We all have 1 or 363 days a year where we feel like we’re not doing enough. We’re not waking up early enough, we’re not giving our families enough affection, we’re not putting in the extra effort to fulfill the potential we have, we’re spending too much time on Facebook… the efforts we put in to this self deprecating list is astounding. At least we’re doing one thing to our fullest potential! …Not funny, I know. These thoughts often lead to feelings of low self worth.
This post is dedicated to sharing some thoughts on source and healing techniques I use on those days. This is no attempt at therapy but more an attempt at sharing the value and window to self care.
Thought 1. We use social media as our source of motivation–almost to an addictive extent. We scroll and scroll and scroll looking for something that will give us a kickstart to the day or motivate us to go do something. Instead we waste minutes scrolling and scrolling and scrolling until we end up at the posts we saw yesterday. Then we feel let down. #amiright?
Healing technique 1. BE THE SOURCE of that motivation for yourself, your 500 friends or one person. If you use social media regularly, be the one to post the positive or funny motivating quotes, videos, pictures, etc. Better yet, send it directly to someone to make a positive impact. Doing something kind for another is a great source of happiness and instills a sense self worth.
Thought 2. We want to wake up earlier (or go to bed earlier) because we think it will make us more productive. “I should get up at 6 and go work out! I bet I’ll feel great!” –every working person.
Healing technique 2. Search far and wide for a buddy to be active with. It’s okay to lack the self motivation to get up at dawn and sweat your ass off. That is not genetically encoded in anyone but my mother. So, find a friend and hold each other accountable. If you are at far different activity levels, do something together-apart like swimming, yoga class, weight lifting or playing on a jungle gym. As a personal example, I swim once a week with a great friend. She’s a machine and will swim straight laps for an hour while I end up water-zumba-ing in the corner for the last 20 minutes. No regrets! The camaraderie, the productivity, and self worth it inspires is worth the early morning. If you’re trying to go to bed earlier, stop reading things like this post late at night. Breathe and listen to the warmth of your bed.

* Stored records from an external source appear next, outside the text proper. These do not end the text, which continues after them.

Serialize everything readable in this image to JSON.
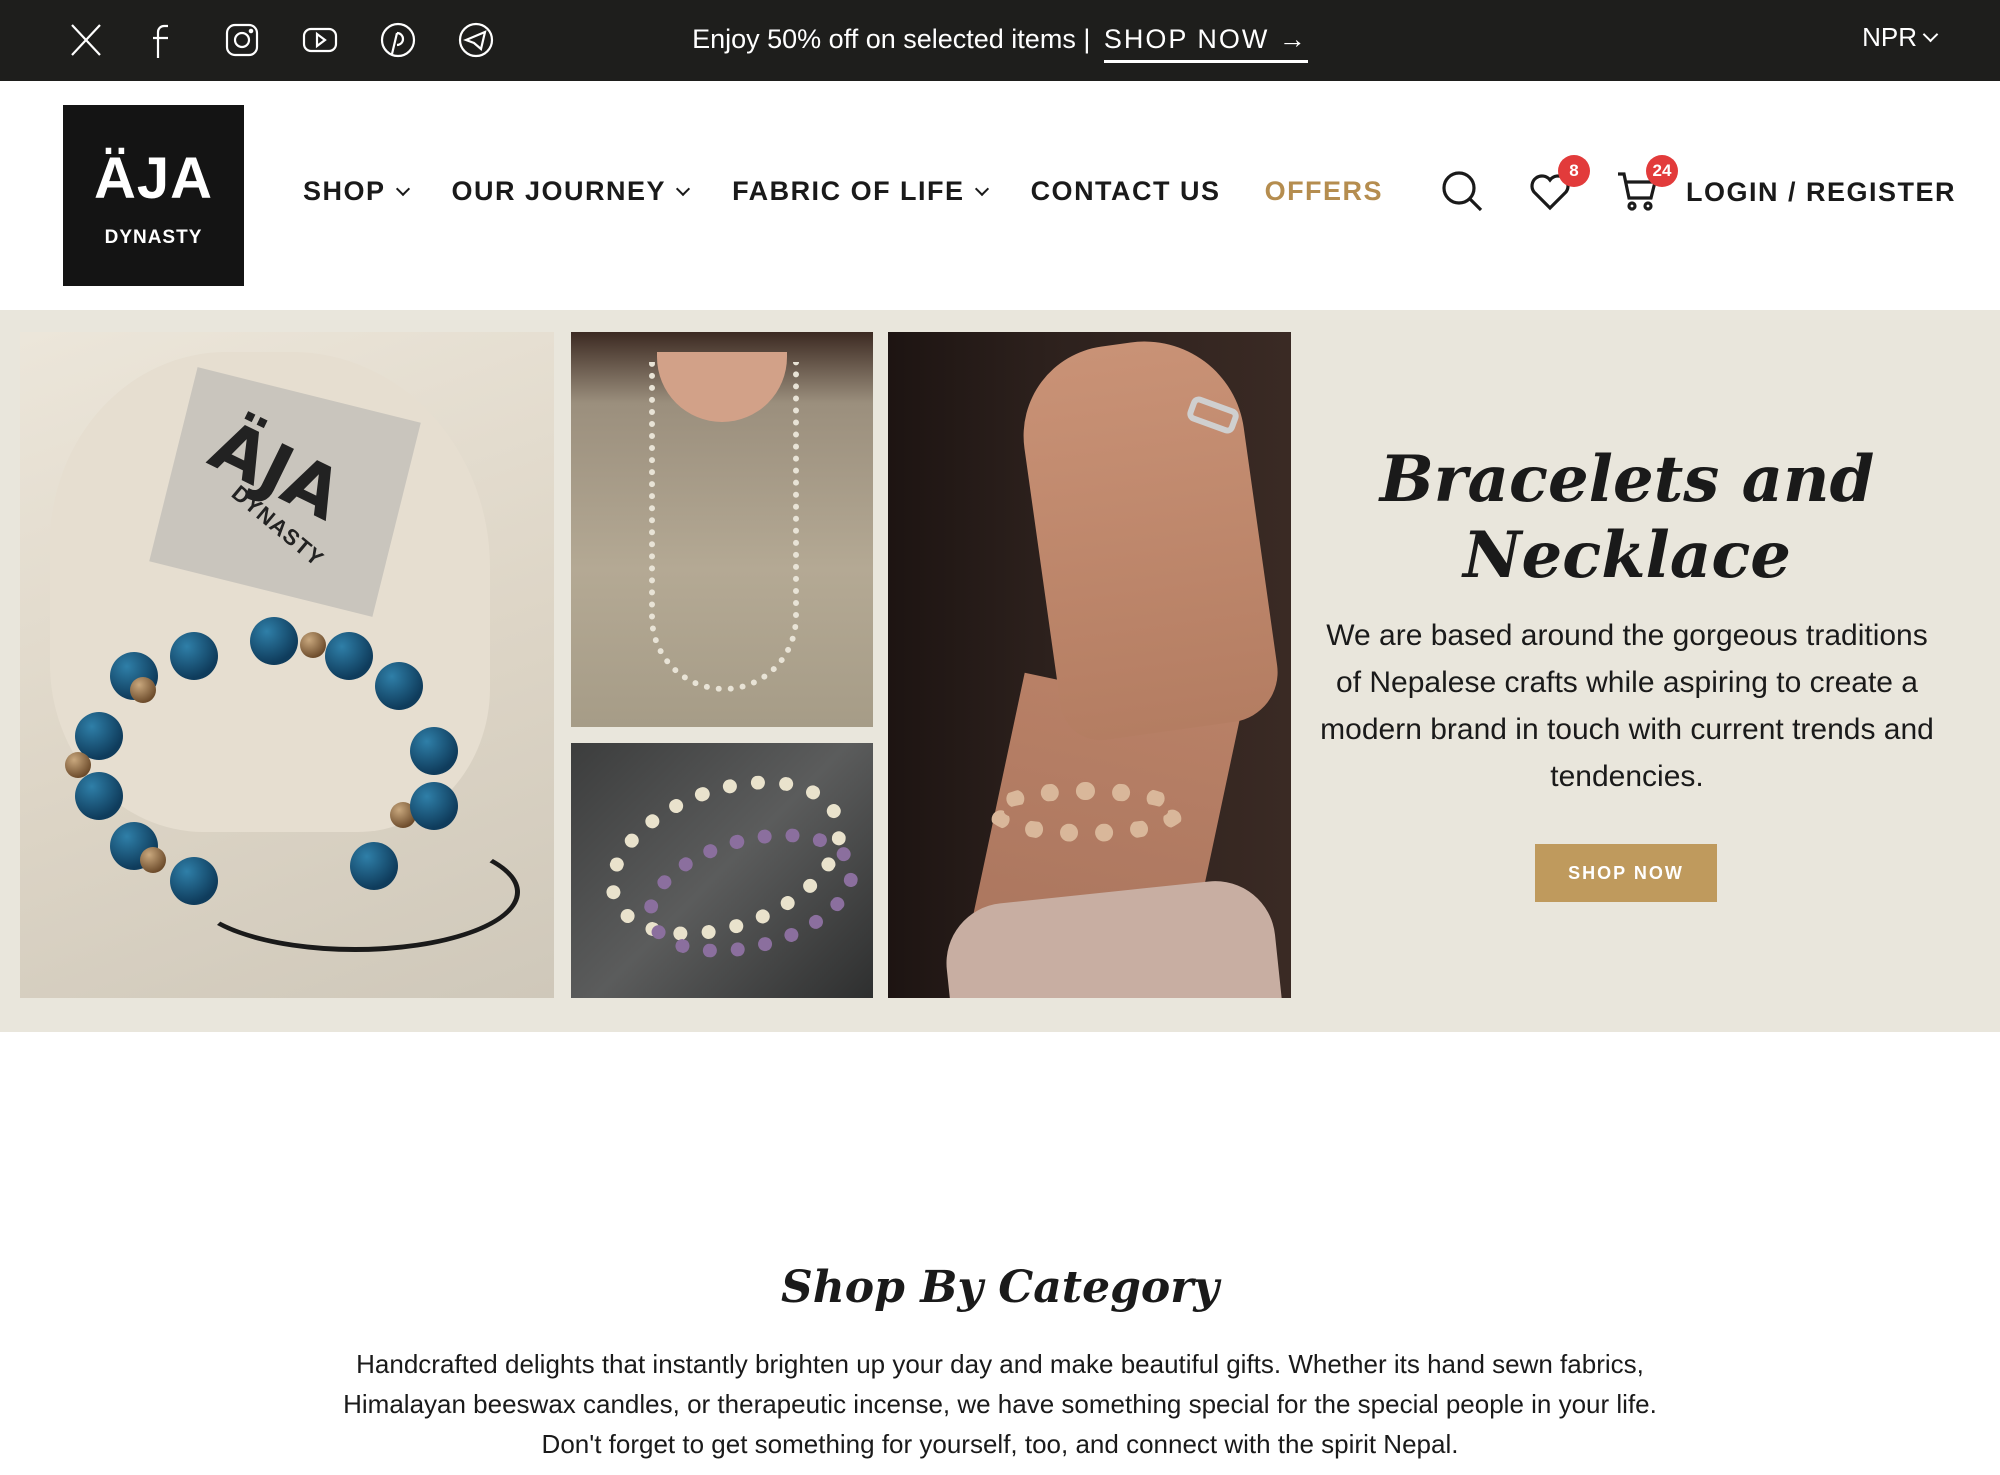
{
  "topbar": {
    "socials": [
      {
        "icon": "x-twitter-icon"
      },
      {
        "icon": "facebook-icon"
      },
      {
        "icon": "instagram-icon"
      },
      {
        "icon": "youtube-icon"
      },
      {
        "icon": "pinterest-icon"
      },
      {
        "icon": "telegram-icon"
      }
    ],
    "promo_text": "Enjoy 50% off on selected items |",
    "promo_link": "SHOP NOW →",
    "currency": "NPR"
  },
  "header": {
    "logo_line1": "ÄJA",
    "logo_line2": "DYNASTY",
    "nav": [
      {
        "label": "SHOP",
        "has_dropdown": true
      },
      {
        "label": "OUR JOURNEY",
        "has_dropdown": true
      },
      {
        "label": "FABRIC OF LIFE",
        "has_dropdown": true
      },
      {
        "label": "CONTACT US",
        "has_dropdown": false
      },
      {
        "label": "OFFERS",
        "has_dropdown": false
      }
    ],
    "wishlist_count": "8",
    "cart_count": "24",
    "login_label": "LOGIN / REGISTER"
  },
  "hero": {
    "title_line1": "Bracelets and",
    "title_line2": "Necklace",
    "description": "We are based around the gorgeous traditions of Nepalese crafts while aspiring to create a modern brand in touch with current trends and tendencies.",
    "button_label": "SHOP NOW",
    "photo_tag_line1": "ÄJA",
    "photo_tag_line2": "DYNASTY"
  },
  "category": {
    "title": "Shop By Category",
    "description": "Handcrafted delights that instantly brighten up your day and make beautiful gifts. Whether its hand sewn fabrics, Himalayan beeswax candles, or therapeutic incense, we have something special for the special people in your life. Don't forget to get something for yourself, too, and connect with the spirit Nepal."
  },
  "colors": {
    "accent": "#bf9a5d",
    "offers": "#b58d4f",
    "topbar_bg": "#1e1e1c",
    "badge": "#e23b3b",
    "hero_bg": "#e9e6dc"
  }
}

Healing technique 2. Have a reason to get up early that will help hold you accountable. Coffee with a friend. Specific chunk of work that needs to be done. Get up and make breakfast for yourself and your partner. Waking up just to wake up is pretty silly in my book. Set a goal or sleep in!
Thought 3. We all have an inner Smeagol and he makes us think and say terrible things. Yes, that’s a real part of you and it exists for a reason but that is not the piece that drives you.
Healing technique 3. Pinpoint the source, create a mantra, breathe with it, recover slowly. Example: Thought and pinpoints: You’re writing a “yoga blog” but you haven’t even done your own yoga goals today. Why can’t you get off your butt and practice? Mantra: “There is a purpose for doing this rather than that. Negation towards the self does not bring positive action, it brings unnecessary consequence.” Results: A-ha! moment. Smeagol removes us from the present moment; from where we belong.
Thought 4. This one is near and dear to my heart: We restrict or treat ourselves poorly when we don’t indulge in human contact.
Healing technique 4. Brene Brown. Read her stuff and work on vulnerability. Let someone hug you. Breathe with them. Feel their heart. Have the realization that you are exactly who you need to be in that moment.
I attribute much of my self healing to BodhiYoga in Provo, UT. Strength is built by shedding doubt and allowing vulnerability to saturate your being.